- _PROBLEM STATEMENT_
Using only the records, tally the lines with "AutoCAD" in them and state that total by itself.

- _EXERCISE INPUTS_
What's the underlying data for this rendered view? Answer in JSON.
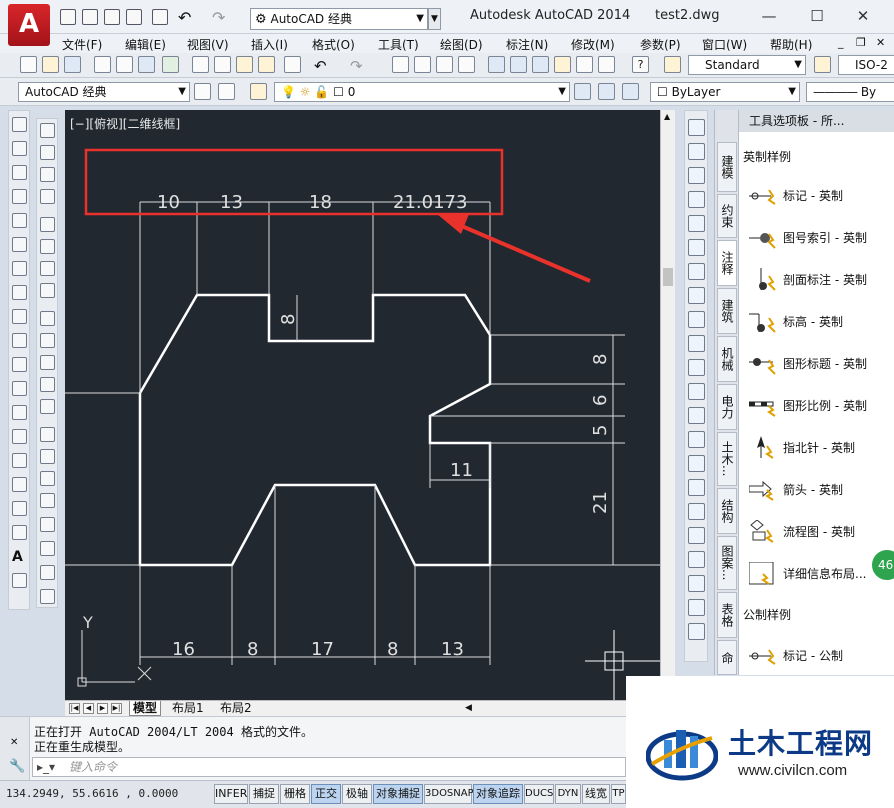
{
  "titlebar": {
    "logo_letter": "A",
    "workspace": "AutoCAD 经典",
    "app_title": "Autodesk AutoCAD 2014",
    "filename": "test2.dwg",
    "min_glyph": "—",
    "max_glyph": "☐",
    "close_glyph": "✕"
  },
  "menu": [
    "文件(F)",
    "编辑(E)",
    "视图(V)",
    "插入(I)",
    "格式(O)",
    "工具(T)",
    "绘图(D)",
    "标注(N)",
    "修改(M)",
    "参数(P)",
    "窗口(W)",
    "帮助(H)"
  ],
  "toolbar": {
    "text_style": "Standard",
    "dim_style": "ISO-2",
    "workspace_combo": "AutoCAD 经典",
    "layer": "0",
    "color": "ByLayer",
    "linetype": "By"
  },
  "viewport": {
    "label": "[−][俯视][二维线框]",
    "top_dims": [
      "10",
      "13",
      "18",
      "21.0173"
    ],
    "bottom_dims": [
      "16",
      "8",
      "17",
      "8",
      "13"
    ],
    "right_dims": [
      "8",
      "6",
      "5",
      "21"
    ],
    "slot_dim": "8",
    "notch_dim": "11",
    "ucs_y": "Y",
    "ucs_x": "X",
    "highlight_color": "#e8322b",
    "drawing_bg": "#212830"
  },
  "layout_tabs": [
    "模型",
    "布局1",
    "布局2"
  ],
  "palette": {
    "title": "工具选项板 - 所...",
    "tabs": [
      "建模",
      "约束",
      "注释",
      "建筑",
      "机械",
      "电力",
      "土木...",
      "结构",
      "图案...",
      "表格",
      "命令..."
    ],
    "section1": "英制样例",
    "items": [
      "标记 - 英制",
      "图号索引 - 英制",
      "剖面标注 - 英制",
      "标高 - 英制",
      "图形标题 - 英制",
      "图形比例 - 英制",
      "指北针 - 英制",
      "箭头 - 英制",
      "流程图 - 英制",
      "详细信息布局..."
    ],
    "section2": "公制样例",
    "items2": [
      "标记 - 公制"
    ],
    "badge": "46"
  },
  "command": {
    "line1": "正在打开 AutoCAD 2004/LT 2004 格式的文件。",
    "line2": "正在重生成模型。",
    "placeholder": "键入命令"
  },
  "status": {
    "coords": "134.2949, 55.6616 , 0.0000",
    "buttons": [
      {
        "label": "INFER",
        "on": false
      },
      {
        "label": "捕捉",
        "on": false
      },
      {
        "label": "栅格",
        "on": false
      },
      {
        "label": "正交",
        "on": true
      },
      {
        "label": "极轴",
        "on": false
      },
      {
        "label": "对象捕捉",
        "on": true
      },
      {
        "label": "3DOSNAP",
        "on": false
      },
      {
        "label": "对象追踪",
        "on": true
      },
      {
        "label": "DUCS",
        "on": false
      },
      {
        "label": "DYN",
        "on": false
      },
      {
        "label": "线宽",
        "on": false
      },
      {
        "label": "TP",
        "on": false
      }
    ]
  },
  "watermark": {
    "title": "土木工程网",
    "url": "www.civilcn.com"
  }
}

- _TASK RESPONSE_
4